They identified four high-risk mutations that were predicted to have particularly extended repolarization periods and determined that patients with these mutations experienced the greatest number of cardiac events.
Study authors say the results show that a relatively simple model, used in the right hands with the proper experimental data, can give insight into complex ECGs from real patients. "Using this model, we can predict the likelihood that an individual will experience a deadly cardiac event based on the type of mutation they have and how that mutation acts," noted Lopes.
Rice, a seasoned cardiac modeler that led the IBM team, adds, "This is a very powerful study because we used so many different mutations. Oftentimes, scientists will study only one mutation at a time, and the research community remains unconvinced as the right answer may have come by luck. By comparing our results to so much patient data, we've shown that you can get meaningful information out of computer models, hopefully paving the way for wider acceptance and use in the medical community."
Arthur J. Moss, M.D., a world-renowned expert on electrical disturbances of the heart, says that research has shown that the location of a mutation plays an important role in assessing risk, but this is the first time scientists have used the function of a mutation to identify patients at higher risk.
"This kind of movement, from identifying a mutation, to locating where it is, and now to evaluating how the mutation functions, is going to happen in every area of medicine, from heart disease to cancer," said Moss, a study author and longtime professor of Cardiology at the University of Rochester Medical Center. "This type of knowledge is going to help us better predict risk for each individual patient and provide more aggressive prevention and treatment strategies for those who need it."
Moss adds that the research exemplifies a strong trend in medicine where practitioners are moving away from diagnosing disease primarily by signs and symptoms and instead focusing more on the basic genetic aspects of specific ailments.
Computer models of the human heart have been in development since the 1960's, but the authors believe they are the first to publish a study demonstrating that they can be used to generate clinically relevant information that predicts patient risk.
Lopes and Rice, along with Jean-Phillippe Couderc, Ph.D., M.B.A., a biomedical engineer and cardiology researcher at the Medical Center, are taking their model to the next level with the use of IBM's next generation supercomputer, the Blue Gene/Q, which was recently installed in the University of Rochester's Health Sciences Center for Computational Innovation. It is one of the most powerful and efficient computer systems in the world and enables scientists to sift through mountains of data and create complex models. The team plans on using the supercomputer to generate a gender-specific model to better understand which drugs may cause lethal disruptions of the heart's electrical activity.

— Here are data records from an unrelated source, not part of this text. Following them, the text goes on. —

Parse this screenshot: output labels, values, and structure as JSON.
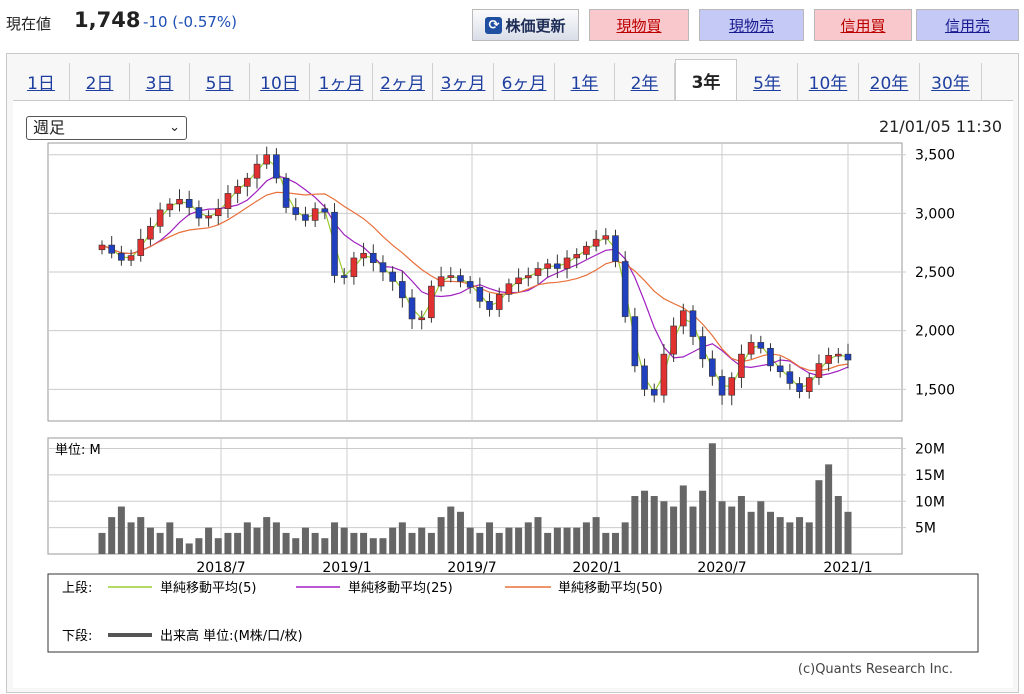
{
  "header": {
    "price_label": "現在値",
    "price": "1,748",
    "change": "-10 (-0.57%)",
    "buttons": [
      "株価更新",
      "現物買",
      "現物売",
      "信用買",
      "信用売"
    ]
  },
  "tabs": [
    "1日",
    "2日",
    "3日",
    "5日",
    "10日",
    "1ヶ月",
    "2ヶ月",
    "3ヶ月",
    "6ヶ月",
    "1年",
    "2年",
    "3年",
    "5年",
    "10年",
    "20年",
    "30年"
  ],
  "active_tab": "3年",
  "select": {
    "value": "週足"
  },
  "timestamp": "21/01/05 11:30",
  "volume_unit_label": "単位: M",
  "legend": {
    "upper_label": "上段:",
    "lower_label": "下段:",
    "items": [
      {
        "name": "単純移動平均(5)",
        "color": "#9acd32"
      },
      {
        "name": "単純移動平均(25)",
        "color": "#a020c0"
      },
      {
        "name": "単純移動平均(50)",
        "color": "#e8703a"
      }
    ],
    "volume": "出来高 単位:(M株/口/枚)"
  },
  "credit": "(c)Quants Research Inc.",
  "chart_data": {
    "type": "candlestick",
    "x_ticks": [
      "2018/7",
      "2019/1",
      "2019/7",
      "2020/1",
      "2020/7",
      "2021/1"
    ],
    "price_ticks": [
      3500,
      3000,
      2500,
      2000,
      1500
    ],
    "price_range": [
      1230,
      3600
    ],
    "volume_ticks": [
      "20M",
      "15M",
      "10M",
      "5M"
    ],
    "volume_range": [
      0,
      22
    ],
    "x_range": [
      0,
      1
    ],
    "close": [
      2730,
      2660,
      2600,
      2640,
      2780,
      2890,
      3030,
      3080,
      3120,
      3050,
      2960,
      2980,
      3040,
      3170,
      3230,
      3300,
      3420,
      3500,
      3300,
      3050,
      2990,
      2940,
      3040,
      3010,
      2470,
      2460,
      2620,
      2660,
      2580,
      2500,
      2420,
      2280,
      2100,
      2110,
      2380,
      2460,
      2470,
      2420,
      2370,
      2250,
      2180,
      2310,
      2400,
      2450,
      2470,
      2530,
      2570,
      2530,
      2620,
      2650,
      2720,
      2780,
      2810,
      2590,
      2120,
      1700,
      1500,
      1450,
      1800,
      2040,
      2170,
      1950,
      1760,
      1610,
      1450,
      1600,
      1800,
      1900,
      1850,
      1700,
      1650,
      1550,
      1480,
      1600,
      1720,
      1790,
      1800,
      1750
    ],
    "volume": [
      4,
      7,
      9,
      6,
      7,
      5,
      4,
      6,
      3,
      2,
      3,
      5,
      3,
      4,
      4,
      6,
      5,
      7,
      6,
      4,
      3,
      5,
      4,
      3,
      6,
      5,
      4,
      4,
      3,
      3,
      5,
      6,
      4,
      5,
      4,
      7,
      9,
      8,
      5,
      4,
      6,
      4,
      5,
      5,
      6,
      7,
      4,
      5,
      5,
      5,
      6,
      7,
      4,
      4,
      6,
      11,
      12,
      11,
      10,
      9,
      13,
      9,
      12,
      21,
      10,
      9,
      11,
      8,
      10,
      8,
      7,
      6,
      7,
      6,
      14,
      17,
      11,
      8
    ]
  }
}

The study was funded by the National Heart, Lung and Blood Institute at the National Institutes of Health. In addition to Lopes, Ryan Hoefen, M.D. Ph.D., Ilan Goldenberg, M.D., Arthur J. Moss, M.D., Jin O-Uchi, M.D., Ph.D., Scott McNitt, Wojciech Zareba, M.D., Ph.D., and Christian Jons, M.D., from the University of Rochester Medical Center participated in the research. Along with Rice, Matthias Reumann, Ph.D., and Yiping Gu, PhD, from the IBM research team worked on the computer model. Scientists from the University of Copenhagen in Denmark, the National Cardiovascular Center in Japan, the University of Amsterdam in the Netherlands, and the Lund University in Sweden participated in the research as well.